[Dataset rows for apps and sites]
------------------------------
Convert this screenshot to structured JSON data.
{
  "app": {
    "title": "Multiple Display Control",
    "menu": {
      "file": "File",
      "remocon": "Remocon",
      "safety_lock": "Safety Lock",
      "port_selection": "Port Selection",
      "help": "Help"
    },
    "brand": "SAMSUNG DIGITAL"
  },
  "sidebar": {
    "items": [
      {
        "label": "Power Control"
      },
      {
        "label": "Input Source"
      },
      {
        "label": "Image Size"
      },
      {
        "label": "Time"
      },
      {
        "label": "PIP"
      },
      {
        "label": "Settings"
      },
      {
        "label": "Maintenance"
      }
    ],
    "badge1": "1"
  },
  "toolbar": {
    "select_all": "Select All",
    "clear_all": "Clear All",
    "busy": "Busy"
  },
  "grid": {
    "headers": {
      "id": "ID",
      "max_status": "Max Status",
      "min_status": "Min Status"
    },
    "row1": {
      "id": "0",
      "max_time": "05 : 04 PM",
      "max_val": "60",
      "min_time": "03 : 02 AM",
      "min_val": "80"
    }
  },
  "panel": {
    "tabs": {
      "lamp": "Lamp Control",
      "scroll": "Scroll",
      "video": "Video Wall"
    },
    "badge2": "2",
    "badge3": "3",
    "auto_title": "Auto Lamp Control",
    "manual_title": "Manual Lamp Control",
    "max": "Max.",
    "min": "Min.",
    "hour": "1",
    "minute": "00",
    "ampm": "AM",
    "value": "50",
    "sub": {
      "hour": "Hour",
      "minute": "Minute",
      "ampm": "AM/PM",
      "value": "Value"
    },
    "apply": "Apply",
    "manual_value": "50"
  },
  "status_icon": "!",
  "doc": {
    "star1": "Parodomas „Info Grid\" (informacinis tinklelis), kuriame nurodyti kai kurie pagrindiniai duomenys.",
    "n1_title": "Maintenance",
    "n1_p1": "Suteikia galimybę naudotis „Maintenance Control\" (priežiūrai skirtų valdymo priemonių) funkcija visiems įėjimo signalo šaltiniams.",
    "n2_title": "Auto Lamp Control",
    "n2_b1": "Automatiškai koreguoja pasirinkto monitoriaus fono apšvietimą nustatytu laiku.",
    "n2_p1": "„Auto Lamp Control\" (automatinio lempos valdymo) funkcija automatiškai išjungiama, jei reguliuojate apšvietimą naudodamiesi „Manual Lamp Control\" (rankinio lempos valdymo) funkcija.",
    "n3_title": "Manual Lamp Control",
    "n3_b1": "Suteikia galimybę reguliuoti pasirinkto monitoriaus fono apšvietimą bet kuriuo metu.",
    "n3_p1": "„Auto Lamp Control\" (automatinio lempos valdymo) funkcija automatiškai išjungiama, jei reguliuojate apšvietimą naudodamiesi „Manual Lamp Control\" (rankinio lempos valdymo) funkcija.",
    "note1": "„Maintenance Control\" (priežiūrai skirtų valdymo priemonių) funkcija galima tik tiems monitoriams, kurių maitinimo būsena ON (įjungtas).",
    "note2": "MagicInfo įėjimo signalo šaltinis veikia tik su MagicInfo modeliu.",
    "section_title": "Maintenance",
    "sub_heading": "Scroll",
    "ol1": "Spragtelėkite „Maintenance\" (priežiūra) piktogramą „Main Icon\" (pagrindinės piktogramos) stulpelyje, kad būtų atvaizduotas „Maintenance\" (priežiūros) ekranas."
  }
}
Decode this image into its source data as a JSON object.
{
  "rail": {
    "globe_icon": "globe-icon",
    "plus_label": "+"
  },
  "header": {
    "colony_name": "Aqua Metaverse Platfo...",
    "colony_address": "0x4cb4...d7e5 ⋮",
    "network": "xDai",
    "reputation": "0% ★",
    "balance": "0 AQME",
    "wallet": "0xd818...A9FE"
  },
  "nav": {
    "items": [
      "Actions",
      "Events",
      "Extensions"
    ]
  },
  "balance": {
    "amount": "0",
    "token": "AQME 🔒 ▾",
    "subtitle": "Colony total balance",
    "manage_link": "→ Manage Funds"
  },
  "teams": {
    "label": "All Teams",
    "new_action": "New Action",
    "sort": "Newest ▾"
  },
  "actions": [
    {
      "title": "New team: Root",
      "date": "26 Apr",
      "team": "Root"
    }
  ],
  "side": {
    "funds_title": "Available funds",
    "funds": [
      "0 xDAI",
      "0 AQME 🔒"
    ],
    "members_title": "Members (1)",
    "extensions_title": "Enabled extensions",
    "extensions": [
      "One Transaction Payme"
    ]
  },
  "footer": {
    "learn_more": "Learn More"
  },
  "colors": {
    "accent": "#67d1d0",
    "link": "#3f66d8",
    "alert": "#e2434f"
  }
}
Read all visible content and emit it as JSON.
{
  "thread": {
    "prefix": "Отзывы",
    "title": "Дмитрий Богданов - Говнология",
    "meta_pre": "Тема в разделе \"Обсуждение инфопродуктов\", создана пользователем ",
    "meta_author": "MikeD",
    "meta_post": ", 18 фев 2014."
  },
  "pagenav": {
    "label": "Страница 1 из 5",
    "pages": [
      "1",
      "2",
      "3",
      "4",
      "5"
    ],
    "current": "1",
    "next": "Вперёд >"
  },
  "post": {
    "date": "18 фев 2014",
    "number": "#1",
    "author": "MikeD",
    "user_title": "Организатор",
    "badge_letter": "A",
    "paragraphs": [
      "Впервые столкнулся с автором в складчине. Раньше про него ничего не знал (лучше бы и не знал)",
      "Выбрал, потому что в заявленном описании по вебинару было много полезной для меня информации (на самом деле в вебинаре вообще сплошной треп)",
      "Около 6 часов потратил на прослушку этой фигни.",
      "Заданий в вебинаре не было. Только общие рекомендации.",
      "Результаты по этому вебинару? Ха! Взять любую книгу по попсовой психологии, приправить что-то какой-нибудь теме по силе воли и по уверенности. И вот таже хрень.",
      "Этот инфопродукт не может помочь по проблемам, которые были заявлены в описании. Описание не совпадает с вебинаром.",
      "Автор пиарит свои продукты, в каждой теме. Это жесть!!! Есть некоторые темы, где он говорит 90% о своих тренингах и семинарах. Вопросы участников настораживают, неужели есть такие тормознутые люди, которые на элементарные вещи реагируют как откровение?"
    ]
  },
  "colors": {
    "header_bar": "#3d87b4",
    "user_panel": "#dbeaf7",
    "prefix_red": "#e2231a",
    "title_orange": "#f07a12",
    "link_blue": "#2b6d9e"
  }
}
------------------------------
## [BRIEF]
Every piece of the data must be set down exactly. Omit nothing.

## [EXPECTED OUTPUT]
Convert this screenshot to structured JSON data.
{
  "app": {
    "title": "Multiple Display Control",
    "menu": {
      "file": "File",
      "remocon": "Remocon",
      "safety_lock": "Safety Lock",
      "port_selection": "Port Selection",
      "help": "Help"
    },
    "brand": "SAMSUNG DIGITAL"
  },
  "sidebar": {
    "items": [
      {
        "label": "Power Control"
      },
      {
        "label": "Input Source"
      },
      {
        "label": "Image Size"
      },
      {
        "label": "Time"
      },
      {
        "label": "PIP"
      },
      {
        "label": "Settings"
      },
      {
        "label": "Maintenance"
      }
    ],
    "badge1": "1"
  },
  "toolbar": {
    "select_all": "Select All",
    "clear_all": "Clear All",
    "busy": "Busy"
  },
  "grid": {
    "headers": {
      "id": "ID",
      "max_status": "Max Status",
      "min_status": "Min Status"
    },
    "row1": {
      "id": "0",
      "max_time": "05 : 04 PM",
      "max_val": "60",
      "min_time": "03 : 02 AM",
      "min_val": "80"
    }
  },
  "panel": {
    "tabs": {
      "lamp": "Lamp Control",
      "scroll": "Scroll",
      "video": "Video Wall"
    },
    "badge2": "2",
    "badge3": "3",
    "auto_title": "Auto Lamp Control",
    "manual_title": "Manual Lamp Control",
    "max": "Max.",
    "min": "Min.",
    "hour": "1",
    "minute": "00",
    "ampm": "AM",
    "value": "50",
    "sub": {
      "hour": "Hour",
      "minute": "Minute",
      "ampm": "AM/PM",
      "value": "Value"
    },
    "apply": "Apply",
    "manual_value": "50"
  },
  "status_icon": "!",
  "doc": {
    "star1": "Parodomas „Info Grid\" (informacinis tinklelis), kuriame nurodyti kai kurie pagrindiniai duomenys.",
    "n1_title": "Maintenance",
    "n1_p1": "Suteikia galimybę naudotis „Maintenance Control\" (priežiūrai skirtų valdymo priemonių) funkcija visiems įėjimo signalo šaltiniams.",
    "n2_title": "Auto Lamp Control",
    "n2_b1": "Automatiškai koreguoja pasirinkto monitoriaus fono apšvietimą nustatytu laiku.",
    "n2_p1": "„Auto Lamp Control\" (automatinio lempos valdymo) funkcija automatiškai išjungiama, jei reguliuojate apšvietimą naudodamiesi „Manual Lamp Control\" (rankinio lempos valdymo) funkcija.",
    "n3_title": "Manual Lamp Control",
    "n3_b1": "Suteikia galimybę reguliuoti pasirinkto monitoriaus fono apšvietimą bet kuriuo metu.",
    "n3_p1": "„Auto Lamp Control\" (automatinio lempos valdymo) funkcija automatiškai išjungiama, jei reguliuojate apšvietimą naudodamiesi „Manual Lamp Control\" (rankinio lempos valdymo) funkcija.",
    "note1": "„Maintenance Control\" (priežiūrai skirtų valdymo priemonių) funkcija galima tik tiems monitoriams, kurių maitinimo būsena ON (įjungtas).",
    "note2": "MagicInfo įėjimo signalo šaltinis veikia tik su MagicInfo modeliu.",
    "section_title": "Maintenance",
    "sub_heading": "Scroll",
    "ol1": "Spragtelėkite „Maintenance\" (priežiūra) piktogramą „Main Icon\" (pagrindinės piktogramos) stulpelyje, kad būtų atvaizduotas „Maintenance\" (priežiūros) ekranas."
  }
}
Decode this image into its source data as a JSON object.
{
  "rail": {
    "globe_icon": "globe-icon",
    "plus_label": "+"
  },
  "header": {
    "colony_name": "Aqua Metaverse Platfo...",
    "colony_address": "0x4cb4...d7e5 ⋮",
    "network": "xDai",
    "reputation": "0% ★",
    "balance": "0 AQME",
    "wallet": "0xd818...A9FE"
  },
  "nav": {
    "items": [
      "Actions",
      "Events",
      "Extensions"
    ]
  },
  "balance": {
    "amount": "0",
    "token": "AQME 🔒 ▾",
    "subtitle": "Colony total balance",
    "manage_link": "→ Manage Funds"
  },
  "teams": {
    "label": "All Teams",
    "new_action": "New Action",
    "sort": "Newest ▾"
  },
  "actions": [
    {
      "title": "New team: Root",
      "date": "26 Apr",
      "team": "Root"
    }
  ],
  "side": {
    "funds_title": "Available funds",
    "funds": [
      "0 xDAI",
      "0 AQME 🔒"
    ],
    "members_title": "Members (1)",
    "extensions_title": "Enabled extensions",
    "extensions": [
      "One Transaction Payme"
    ]
  },
  "footer": {
    "learn_more": "Learn More"
  },
  "colors": {
    "accent": "#67d1d0",
    "link": "#3f66d8",
    "alert": "#e2434f"
  }
}
Read all visible content and emit it as JSON.
{
  "thread": {
    "prefix": "Отзывы",
    "title": "Дмитрий Богданов - Говнология",
    "meta_pre": "Тема в разделе \"Обсуждение инфопродуктов\", создана пользователем ",
    "meta_author": "MikeD",
    "meta_post": ", 18 фев 2014."
  },
  "pagenav": {
    "label": "Страница 1 из 5",
    "pages": [
      "1",
      "2",
      "3",
      "4",
      "5"
    ],
    "current": "1",
    "next": "Вперёд >"
  },
  "post": {
    "date": "18 фев 2014",
    "number": "#1",
    "author": "MikeD",
    "user_title": "Организатор",
    "badge_letter": "A",
    "paragraphs": [
      "Впервые столкнулся с автором в складчине. Раньше про него ничего не знал (лучше бы и не знал)",
      "Выбрал, потому что в заявленном описании по вебинару было много полезной для меня информации (на самом деле в вебинаре вообще сплошной треп)",
      "Около 6 часов потратил на прослушку этой фигни.",
      "Заданий в вебинаре не было. Только общие рекомендации.",
      "Результаты по этому вебинару? Ха! Взять любую книгу по попсовой психологии, приправить что-то какой-нибудь теме по силе воли и по уверенности. И вот таже хрень.",
      "Этот инфопродукт не может помочь по проблемам, которые были заявлены в описании. Описание не совпадает с вебинаром.",
      "Автор пиарит свои продукты, в каждой теме. Это жесть!!! Есть некоторые темы, где он говорит 90% о своих тренингах и семинарах. Вопросы участников настораживают, неужели есть такие тормознутые люди, которые на элементарные вещи реагируют как откровение?"
    ]
  },
  "colors": {
    "header_bar": "#3d87b4",
    "user_panel": "#dbeaf7",
    "prefix_red": "#e2231a",
    "title_orange": "#f07a12",
    "link_blue": "#2b6d9e"
  }
}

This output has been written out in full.